*** Opening of Source information ***

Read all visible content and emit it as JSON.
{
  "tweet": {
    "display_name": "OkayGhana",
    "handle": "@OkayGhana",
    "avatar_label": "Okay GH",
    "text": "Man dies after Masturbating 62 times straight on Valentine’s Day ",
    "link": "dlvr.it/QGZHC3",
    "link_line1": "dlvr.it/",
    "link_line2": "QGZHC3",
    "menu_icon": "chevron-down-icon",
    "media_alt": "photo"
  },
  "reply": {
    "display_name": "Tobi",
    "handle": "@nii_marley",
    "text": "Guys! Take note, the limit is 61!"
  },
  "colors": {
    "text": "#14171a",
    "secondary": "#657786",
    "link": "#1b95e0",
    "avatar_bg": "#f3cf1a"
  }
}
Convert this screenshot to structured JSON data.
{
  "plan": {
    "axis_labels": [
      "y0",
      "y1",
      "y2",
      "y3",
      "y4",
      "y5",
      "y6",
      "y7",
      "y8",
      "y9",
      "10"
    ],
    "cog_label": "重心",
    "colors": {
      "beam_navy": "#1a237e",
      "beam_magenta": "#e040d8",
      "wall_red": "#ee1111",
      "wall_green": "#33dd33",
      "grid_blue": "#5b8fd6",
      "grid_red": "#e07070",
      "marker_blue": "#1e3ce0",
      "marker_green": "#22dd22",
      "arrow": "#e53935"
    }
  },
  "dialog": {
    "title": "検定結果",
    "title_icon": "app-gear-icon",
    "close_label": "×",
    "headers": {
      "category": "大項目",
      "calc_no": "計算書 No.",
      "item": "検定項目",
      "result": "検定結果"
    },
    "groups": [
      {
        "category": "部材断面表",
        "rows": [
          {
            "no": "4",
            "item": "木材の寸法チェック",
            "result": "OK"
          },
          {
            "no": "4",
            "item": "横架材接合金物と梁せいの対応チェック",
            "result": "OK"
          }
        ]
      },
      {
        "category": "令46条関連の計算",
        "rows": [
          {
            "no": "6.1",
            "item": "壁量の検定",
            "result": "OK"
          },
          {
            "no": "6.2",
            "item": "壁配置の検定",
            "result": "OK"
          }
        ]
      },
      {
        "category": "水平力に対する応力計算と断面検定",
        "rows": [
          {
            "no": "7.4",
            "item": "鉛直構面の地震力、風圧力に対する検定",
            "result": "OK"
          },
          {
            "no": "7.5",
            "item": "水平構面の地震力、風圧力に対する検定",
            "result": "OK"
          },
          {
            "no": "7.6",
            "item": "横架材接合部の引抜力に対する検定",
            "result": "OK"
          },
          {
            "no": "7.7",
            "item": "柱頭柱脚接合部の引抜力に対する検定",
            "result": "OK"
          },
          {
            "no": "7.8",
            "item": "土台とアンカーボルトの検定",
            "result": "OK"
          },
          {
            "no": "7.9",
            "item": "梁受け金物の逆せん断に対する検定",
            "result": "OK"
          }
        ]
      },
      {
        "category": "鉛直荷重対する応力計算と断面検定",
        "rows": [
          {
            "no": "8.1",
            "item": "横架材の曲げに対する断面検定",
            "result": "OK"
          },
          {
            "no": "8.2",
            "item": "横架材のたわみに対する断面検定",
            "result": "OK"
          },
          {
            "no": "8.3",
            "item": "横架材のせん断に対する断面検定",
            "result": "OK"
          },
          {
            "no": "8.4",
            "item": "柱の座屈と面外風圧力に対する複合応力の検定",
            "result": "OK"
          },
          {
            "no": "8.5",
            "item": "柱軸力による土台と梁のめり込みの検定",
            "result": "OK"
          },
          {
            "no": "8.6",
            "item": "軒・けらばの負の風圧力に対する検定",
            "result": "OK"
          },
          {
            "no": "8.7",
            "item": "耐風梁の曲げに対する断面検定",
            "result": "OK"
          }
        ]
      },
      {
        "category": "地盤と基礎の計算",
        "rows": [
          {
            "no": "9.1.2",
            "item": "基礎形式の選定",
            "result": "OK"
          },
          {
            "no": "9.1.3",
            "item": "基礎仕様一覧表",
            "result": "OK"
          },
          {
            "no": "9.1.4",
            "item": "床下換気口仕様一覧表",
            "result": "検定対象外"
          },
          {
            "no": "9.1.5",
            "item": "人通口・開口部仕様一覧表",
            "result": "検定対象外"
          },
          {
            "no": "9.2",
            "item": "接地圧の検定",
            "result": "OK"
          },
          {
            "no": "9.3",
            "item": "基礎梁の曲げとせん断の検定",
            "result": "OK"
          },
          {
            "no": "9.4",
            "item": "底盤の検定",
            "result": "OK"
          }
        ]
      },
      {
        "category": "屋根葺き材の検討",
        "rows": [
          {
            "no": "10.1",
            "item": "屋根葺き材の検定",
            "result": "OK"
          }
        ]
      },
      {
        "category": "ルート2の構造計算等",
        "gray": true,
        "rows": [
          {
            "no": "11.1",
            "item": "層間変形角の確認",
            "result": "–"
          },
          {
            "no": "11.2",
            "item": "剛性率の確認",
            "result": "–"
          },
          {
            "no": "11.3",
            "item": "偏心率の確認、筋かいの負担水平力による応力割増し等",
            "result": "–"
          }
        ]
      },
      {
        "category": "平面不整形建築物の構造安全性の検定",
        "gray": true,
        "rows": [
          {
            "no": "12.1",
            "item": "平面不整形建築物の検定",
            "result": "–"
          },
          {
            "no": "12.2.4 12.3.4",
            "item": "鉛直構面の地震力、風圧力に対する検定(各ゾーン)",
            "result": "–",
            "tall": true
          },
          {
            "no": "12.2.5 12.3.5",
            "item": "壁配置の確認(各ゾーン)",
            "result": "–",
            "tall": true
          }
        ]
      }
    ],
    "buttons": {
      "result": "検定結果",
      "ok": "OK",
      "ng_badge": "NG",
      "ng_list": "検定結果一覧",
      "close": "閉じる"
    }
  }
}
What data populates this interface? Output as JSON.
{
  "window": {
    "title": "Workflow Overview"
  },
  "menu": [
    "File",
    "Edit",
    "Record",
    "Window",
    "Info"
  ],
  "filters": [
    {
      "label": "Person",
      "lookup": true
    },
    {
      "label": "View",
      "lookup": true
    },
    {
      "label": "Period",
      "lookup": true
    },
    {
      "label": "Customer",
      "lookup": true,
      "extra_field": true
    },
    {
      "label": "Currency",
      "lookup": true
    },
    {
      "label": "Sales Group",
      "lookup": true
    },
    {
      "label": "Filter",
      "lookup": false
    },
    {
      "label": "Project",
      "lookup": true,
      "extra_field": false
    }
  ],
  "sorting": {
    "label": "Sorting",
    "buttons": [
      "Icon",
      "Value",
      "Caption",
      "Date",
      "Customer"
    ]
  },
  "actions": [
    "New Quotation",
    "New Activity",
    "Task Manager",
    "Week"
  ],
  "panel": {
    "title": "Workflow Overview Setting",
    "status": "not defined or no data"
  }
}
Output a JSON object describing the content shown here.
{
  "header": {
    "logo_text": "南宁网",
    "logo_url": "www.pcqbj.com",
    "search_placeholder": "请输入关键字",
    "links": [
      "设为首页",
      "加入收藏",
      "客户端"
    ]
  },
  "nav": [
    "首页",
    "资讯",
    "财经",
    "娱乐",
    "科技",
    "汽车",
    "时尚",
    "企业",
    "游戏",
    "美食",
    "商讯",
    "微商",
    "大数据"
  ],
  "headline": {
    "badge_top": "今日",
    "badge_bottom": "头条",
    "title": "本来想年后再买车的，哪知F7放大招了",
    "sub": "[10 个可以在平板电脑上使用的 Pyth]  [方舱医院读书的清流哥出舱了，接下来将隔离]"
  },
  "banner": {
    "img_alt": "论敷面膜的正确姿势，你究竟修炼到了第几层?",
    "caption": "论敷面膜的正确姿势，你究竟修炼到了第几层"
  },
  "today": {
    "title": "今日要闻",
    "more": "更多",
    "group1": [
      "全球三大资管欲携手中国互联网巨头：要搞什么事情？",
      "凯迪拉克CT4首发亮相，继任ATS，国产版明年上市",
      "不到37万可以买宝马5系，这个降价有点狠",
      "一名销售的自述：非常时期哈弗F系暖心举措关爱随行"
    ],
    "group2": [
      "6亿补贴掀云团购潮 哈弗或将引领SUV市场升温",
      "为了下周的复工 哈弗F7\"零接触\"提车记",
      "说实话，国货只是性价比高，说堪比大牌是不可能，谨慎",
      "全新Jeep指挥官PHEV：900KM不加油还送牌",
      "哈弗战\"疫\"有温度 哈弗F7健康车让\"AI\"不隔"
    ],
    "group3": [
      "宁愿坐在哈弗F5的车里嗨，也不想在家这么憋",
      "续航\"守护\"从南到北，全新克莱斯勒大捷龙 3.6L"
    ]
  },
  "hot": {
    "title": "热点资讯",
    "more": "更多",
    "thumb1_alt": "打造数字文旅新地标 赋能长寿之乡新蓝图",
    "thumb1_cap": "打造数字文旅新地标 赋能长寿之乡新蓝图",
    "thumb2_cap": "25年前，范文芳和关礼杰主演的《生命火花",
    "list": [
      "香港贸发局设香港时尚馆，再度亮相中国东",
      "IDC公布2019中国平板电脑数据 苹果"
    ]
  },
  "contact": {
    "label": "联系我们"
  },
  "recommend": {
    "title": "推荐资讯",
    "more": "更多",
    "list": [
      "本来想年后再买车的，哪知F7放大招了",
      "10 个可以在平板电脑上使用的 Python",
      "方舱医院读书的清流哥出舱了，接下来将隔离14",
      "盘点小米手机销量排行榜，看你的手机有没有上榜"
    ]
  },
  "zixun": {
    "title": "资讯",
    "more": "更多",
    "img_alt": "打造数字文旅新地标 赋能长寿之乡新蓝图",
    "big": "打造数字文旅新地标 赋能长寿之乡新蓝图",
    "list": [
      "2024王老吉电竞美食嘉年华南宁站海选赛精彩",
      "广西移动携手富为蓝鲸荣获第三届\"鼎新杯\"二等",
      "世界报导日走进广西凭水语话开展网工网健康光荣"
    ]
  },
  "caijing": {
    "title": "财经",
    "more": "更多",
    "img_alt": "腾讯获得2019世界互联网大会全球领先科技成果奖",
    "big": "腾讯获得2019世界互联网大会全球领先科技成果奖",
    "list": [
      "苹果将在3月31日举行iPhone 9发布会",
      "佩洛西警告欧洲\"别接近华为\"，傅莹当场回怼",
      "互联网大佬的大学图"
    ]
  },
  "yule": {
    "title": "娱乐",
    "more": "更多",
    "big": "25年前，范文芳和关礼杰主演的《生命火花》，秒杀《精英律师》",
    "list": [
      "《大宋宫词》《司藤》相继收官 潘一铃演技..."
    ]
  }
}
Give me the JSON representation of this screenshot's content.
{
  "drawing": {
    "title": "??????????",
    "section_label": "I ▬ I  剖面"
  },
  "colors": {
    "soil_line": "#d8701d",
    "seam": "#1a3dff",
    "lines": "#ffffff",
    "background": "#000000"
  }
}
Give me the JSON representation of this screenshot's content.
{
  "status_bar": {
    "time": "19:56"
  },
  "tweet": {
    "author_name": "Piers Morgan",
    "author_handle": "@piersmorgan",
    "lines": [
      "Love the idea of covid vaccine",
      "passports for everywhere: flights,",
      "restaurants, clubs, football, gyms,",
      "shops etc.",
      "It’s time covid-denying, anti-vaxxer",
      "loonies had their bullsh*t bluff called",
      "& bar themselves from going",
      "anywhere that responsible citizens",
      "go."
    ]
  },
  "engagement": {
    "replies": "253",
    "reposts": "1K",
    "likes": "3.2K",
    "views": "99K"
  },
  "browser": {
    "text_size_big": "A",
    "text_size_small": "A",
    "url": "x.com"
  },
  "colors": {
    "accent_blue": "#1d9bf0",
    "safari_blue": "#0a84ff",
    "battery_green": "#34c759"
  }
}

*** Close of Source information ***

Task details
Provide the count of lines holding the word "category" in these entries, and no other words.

Reply to the task
9